- Are the lyrics of the song Gospel-centered or Gospel-rich? Pick songs that systematically and intentionally tell the message of the Gospel. Gospel rich lyrics remind believers of the greatness of God and also allow the unbeliever to have a small glimpse into why we are celebrating God together. These can be testimonial or ascriptive in nature.
- Can we find any of these lyrics directly in scripture? Not every song has to be a direct quotation of scripture, but if it does, you know it is true.
- Do these lyrics align with the truths of scripture? If you can not find a direct scriptural quote, then the song should align with the truths of scripture given in an accurate, historical interpretation of the Word of God. Songs should properly present the the truths of who God is according to scripture.

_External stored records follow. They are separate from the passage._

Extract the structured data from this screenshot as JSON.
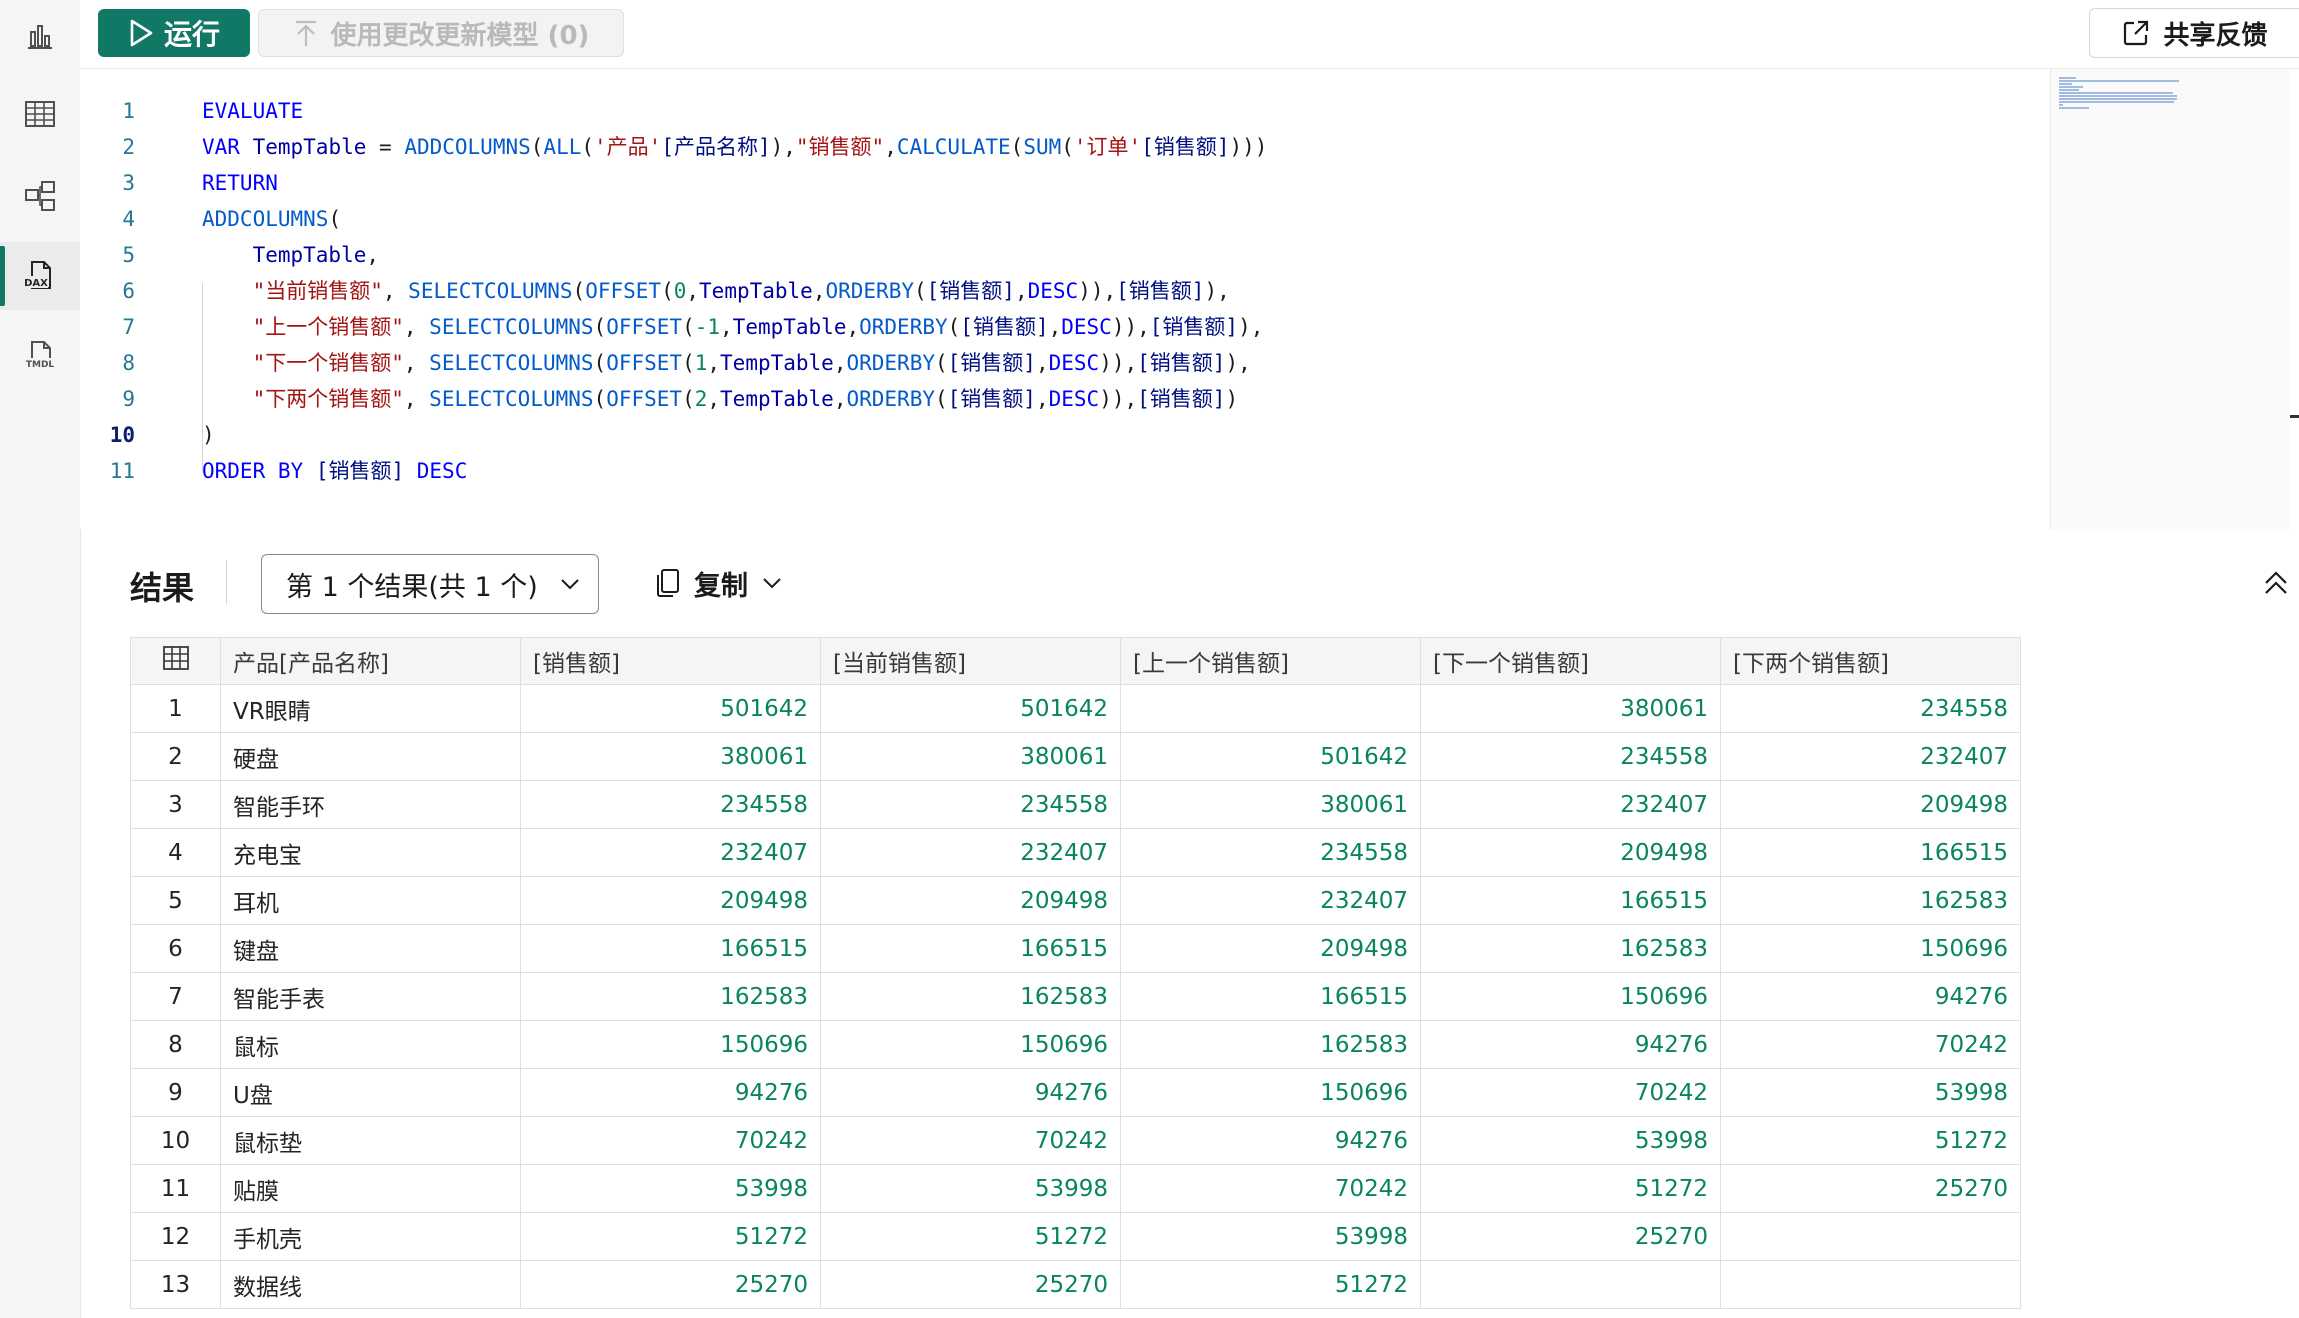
{
  "toolbar": {
    "run_label": "运行",
    "update_label": "使用更改更新模型 (0)",
    "feedback_label": "共享反馈"
  },
  "rail": {
    "items": [
      {
        "icon": "report-icon"
      },
      {
        "icon": "table-view-icon"
      },
      {
        "icon": "model-view-icon"
      },
      {
        "icon": "dax-query-icon",
        "label": "DAX",
        "active": true
      },
      {
        "icon": "tmdl-icon",
        "label": "TMDL"
      }
    ]
  },
  "editor": {
    "current_line": 10,
    "lines": [
      {
        "n": "1",
        "tokens": [
          [
            "kw",
            "EVALUATE"
          ]
        ]
      },
      {
        "n": "2",
        "tokens": [
          [
            "kw",
            "VAR"
          ],
          [
            "pl",
            " "
          ],
          [
            "tb",
            "TempTable"
          ],
          [
            "pl",
            " = "
          ],
          [
            "fn",
            "ADDCOLUMNS"
          ],
          [
            "pl",
            "("
          ],
          [
            "fn",
            "ALL"
          ],
          [
            "pl",
            "("
          ],
          [
            "str",
            "'产品'"
          ],
          [
            "col",
            "[产品名称]"
          ],
          [
            "pl",
            "),"
          ],
          [
            "str",
            "\"销售额\""
          ],
          [
            "pl",
            ","
          ],
          [
            "fn",
            "CALCULATE"
          ],
          [
            "pl",
            "("
          ],
          [
            "fn",
            "SUM"
          ],
          [
            "pl",
            "("
          ],
          [
            "str",
            "'订单'"
          ],
          [
            "col",
            "[销售额]"
          ],
          [
            "pl",
            ")))"
          ]
        ]
      },
      {
        "n": "3",
        "tokens": [
          [
            "kw",
            "RETURN"
          ]
        ]
      },
      {
        "n": "4",
        "tokens": [
          [
            "fn",
            "ADDCOLUMNS"
          ],
          [
            "pl",
            "("
          ]
        ]
      },
      {
        "n": "5",
        "tokens": [
          [
            "pl",
            "    "
          ],
          [
            "tb",
            "TempTable"
          ],
          [
            "pl",
            ","
          ]
        ]
      },
      {
        "n": "6",
        "tokens": [
          [
            "pl",
            "    "
          ],
          [
            "str",
            "\"当前销售额\""
          ],
          [
            "pl",
            ", "
          ],
          [
            "fn",
            "SELECTCOLUMNS"
          ],
          [
            "pl",
            "("
          ],
          [
            "fn",
            "OFFSET"
          ],
          [
            "pl",
            "("
          ],
          [
            "num",
            "0"
          ],
          [
            "pl",
            ","
          ],
          [
            "tb",
            "TempTable"
          ],
          [
            "pl",
            ","
          ],
          [
            "fn",
            "ORDERBY"
          ],
          [
            "pl",
            "("
          ],
          [
            "col",
            "[销售额]"
          ],
          [
            "pl",
            ","
          ],
          [
            "kw",
            "DESC"
          ],
          [
            "pl",
            "))"
          ],
          [
            "pl",
            ","
          ],
          [
            "col",
            "[销售额]"
          ],
          [
            "pl",
            "),"
          ]
        ]
      },
      {
        "n": "7",
        "tokens": [
          [
            "pl",
            "    "
          ],
          [
            "str",
            "\"上一个销售额\""
          ],
          [
            "pl",
            ", "
          ],
          [
            "fn",
            "SELECTCOLUMNS"
          ],
          [
            "pl",
            "("
          ],
          [
            "fn",
            "OFFSET"
          ],
          [
            "pl",
            "("
          ],
          [
            "num",
            "-1"
          ],
          [
            "pl",
            ","
          ],
          [
            "tb",
            "TempTable"
          ],
          [
            "pl",
            ","
          ],
          [
            "fn",
            "ORDERBY"
          ],
          [
            "pl",
            "("
          ],
          [
            "col",
            "[销售额]"
          ],
          [
            "pl",
            ","
          ],
          [
            "kw",
            "DESC"
          ],
          [
            "pl",
            "))"
          ],
          [
            "pl",
            ","
          ],
          [
            "col",
            "[销售额]"
          ],
          [
            "pl",
            "),"
          ]
        ]
      },
      {
        "n": "8",
        "tokens": [
          [
            "pl",
            "    "
          ],
          [
            "str",
            "\"下一个销售额\""
          ],
          [
            "pl",
            ", "
          ],
          [
            "fn",
            "SELECTCOLUMNS"
          ],
          [
            "pl",
            "("
          ],
          [
            "fn",
            "OFFSET"
          ],
          [
            "pl",
            "("
          ],
          [
            "num",
            "1"
          ],
          [
            "pl",
            ","
          ],
          [
            "tb",
            "TempTable"
          ],
          [
            "pl",
            ","
          ],
          [
            "fn",
            "ORDERBY"
          ],
          [
            "pl",
            "("
          ],
          [
            "col",
            "[销售额]"
          ],
          [
            "pl",
            ","
          ],
          [
            "kw",
            "DESC"
          ],
          [
            "pl",
            "))"
          ],
          [
            "pl",
            ","
          ],
          [
            "col",
            "[销售额]"
          ],
          [
            "pl",
            "),"
          ]
        ]
      },
      {
        "n": "9",
        "tokens": [
          [
            "pl",
            "    "
          ],
          [
            "str",
            "\"下两个销售额\""
          ],
          [
            "pl",
            ", "
          ],
          [
            "fn",
            "SELECTCOLUMNS"
          ],
          [
            "pl",
            "("
          ],
          [
            "fn",
            "OFFSET"
          ],
          [
            "pl",
            "("
          ],
          [
            "num",
            "2"
          ],
          [
            "pl",
            ","
          ],
          [
            "tb",
            "TempTable"
          ],
          [
            "pl",
            ","
          ],
          [
            "fn",
            "ORDERBY"
          ],
          [
            "pl",
            "("
          ],
          [
            "col",
            "[销售额]"
          ],
          [
            "pl",
            ","
          ],
          [
            "kw",
            "DESC"
          ],
          [
            "pl",
            "))"
          ],
          [
            "pl",
            ","
          ],
          [
            "col",
            "[销售额]"
          ],
          [
            "pl",
            ")"
          ]
        ]
      },
      {
        "n": "10",
        "tokens": [
          [
            "pl",
            ")"
          ]
        ]
      },
      {
        "n": "11",
        "tokens": [
          [
            "kw",
            "ORDER BY"
          ],
          [
            "pl",
            " "
          ],
          [
            "col",
            "[销售额]"
          ],
          [
            "pl",
            " "
          ],
          [
            "kw",
            "DESC"
          ]
        ]
      }
    ]
  },
  "results": {
    "title": "结果",
    "selector_label": "第 1 个结果(共 1 个)",
    "copy_label": "复制",
    "columns": [
      "产品[产品名称]",
      "[销售额]",
      "[当前销售额]",
      "[上一个销售额]",
      "[下一个销售额]",
      "[下两个销售额]"
    ],
    "rows": [
      [
        "1",
        "VR眼睛",
        "501642",
        "501642",
        "",
        "380061",
        "234558"
      ],
      [
        "2",
        "硬盘",
        "380061",
        "380061",
        "501642",
        "234558",
        "232407"
      ],
      [
        "3",
        "智能手环",
        "234558",
        "234558",
        "380061",
        "232407",
        "209498"
      ],
      [
        "4",
        "充电宝",
        "232407",
        "232407",
        "234558",
        "209498",
        "166515"
      ],
      [
        "5",
        "耳机",
        "209498",
        "209498",
        "232407",
        "166515",
        "162583"
      ],
      [
        "6",
        "键盘",
        "166515",
        "166515",
        "209498",
        "162583",
        "150696"
      ],
      [
        "7",
        "智能手表",
        "162583",
        "162583",
        "166515",
        "150696",
        "94276"
      ],
      [
        "8",
        "鼠标",
        "150696",
        "150696",
        "162583",
        "94276",
        "70242"
      ],
      [
        "9",
        "U盘",
        "94276",
        "94276",
        "150696",
        "70242",
        "53998"
      ],
      [
        "10",
        "鼠标垫",
        "70242",
        "70242",
        "94276",
        "53998",
        "51272"
      ],
      [
        "11",
        "贴膜",
        "53998",
        "53998",
        "70242",
        "51272",
        "25270"
      ],
      [
        "12",
        "手机壳",
        "51272",
        "51272",
        "53998",
        "25270",
        ""
      ],
      [
        "13",
        "数据线",
        "25270",
        "25270",
        "51272",
        "",
        ""
      ]
    ]
  },
  "colors": {
    "accent": "#117865",
    "keyword": "#0000ff",
    "function": "#035aca",
    "string": "#a31515",
    "column_ref": "#001080",
    "line_number": "#237893"
  }
}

- There are 170,000 words in the English language. Did the writer choose the correct lyrics so that the song says what it means to say? Remember, if God put the song in the mouth of the song writer, it will not cause confusion, it will scream of the truth of who God is. It will celebrate God! It will sing about God! It will relay the message of God!
- Does my pastor read these lyrics and know that the song will teach, encourage, edify and direct our church in a Gospel-centric direction? This is a humbling time for a leader–presenting songs to a person in authority–and sometimes having that authority figure say, “no.” Yet remember, he is the “shepherd” that local body of believers, and shepherd will always want what is best for the sheep. Trust your pastor’s decision and rejoice when he rejoices over a song and release, when he releases a song as not worthy.